EXERCISE PROMPT >>
Check every line of the entries below for the word "rich", and copy the ones that have it.

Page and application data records
########

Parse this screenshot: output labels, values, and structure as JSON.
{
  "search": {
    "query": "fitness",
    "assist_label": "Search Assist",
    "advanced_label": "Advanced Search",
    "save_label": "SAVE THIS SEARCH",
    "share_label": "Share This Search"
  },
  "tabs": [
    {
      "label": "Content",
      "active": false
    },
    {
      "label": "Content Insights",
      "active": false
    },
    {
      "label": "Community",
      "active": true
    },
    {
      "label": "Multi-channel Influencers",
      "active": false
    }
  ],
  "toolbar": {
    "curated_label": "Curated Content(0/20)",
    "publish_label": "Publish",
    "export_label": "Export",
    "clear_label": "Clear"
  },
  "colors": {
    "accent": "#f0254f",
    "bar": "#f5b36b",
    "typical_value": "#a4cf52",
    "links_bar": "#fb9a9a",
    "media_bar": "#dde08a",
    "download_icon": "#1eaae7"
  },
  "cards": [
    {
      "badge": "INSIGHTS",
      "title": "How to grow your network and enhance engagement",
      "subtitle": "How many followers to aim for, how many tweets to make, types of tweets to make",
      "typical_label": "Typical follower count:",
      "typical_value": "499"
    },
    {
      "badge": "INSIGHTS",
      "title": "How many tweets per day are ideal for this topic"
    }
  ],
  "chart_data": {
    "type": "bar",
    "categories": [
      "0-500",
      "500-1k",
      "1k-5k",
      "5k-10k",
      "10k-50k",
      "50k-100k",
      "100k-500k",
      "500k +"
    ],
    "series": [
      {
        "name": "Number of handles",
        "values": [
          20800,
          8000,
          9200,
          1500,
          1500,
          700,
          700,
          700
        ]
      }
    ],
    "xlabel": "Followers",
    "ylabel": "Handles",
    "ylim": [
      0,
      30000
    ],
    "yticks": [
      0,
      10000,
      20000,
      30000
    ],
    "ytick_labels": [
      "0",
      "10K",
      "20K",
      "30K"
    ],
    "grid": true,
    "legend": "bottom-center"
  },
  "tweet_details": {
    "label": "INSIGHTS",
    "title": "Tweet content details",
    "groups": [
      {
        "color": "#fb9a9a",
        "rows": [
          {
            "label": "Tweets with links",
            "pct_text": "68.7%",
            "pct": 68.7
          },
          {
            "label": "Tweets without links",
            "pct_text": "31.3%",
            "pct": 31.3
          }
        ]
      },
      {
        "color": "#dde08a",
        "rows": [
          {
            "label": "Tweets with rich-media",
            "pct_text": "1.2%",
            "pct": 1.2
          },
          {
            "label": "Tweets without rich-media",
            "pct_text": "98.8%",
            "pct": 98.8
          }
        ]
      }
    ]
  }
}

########

RESPONSE FOR THIS EXERCISE >>
            "label": "Tweets with rich-media",
            "label": "Tweets without rich-media",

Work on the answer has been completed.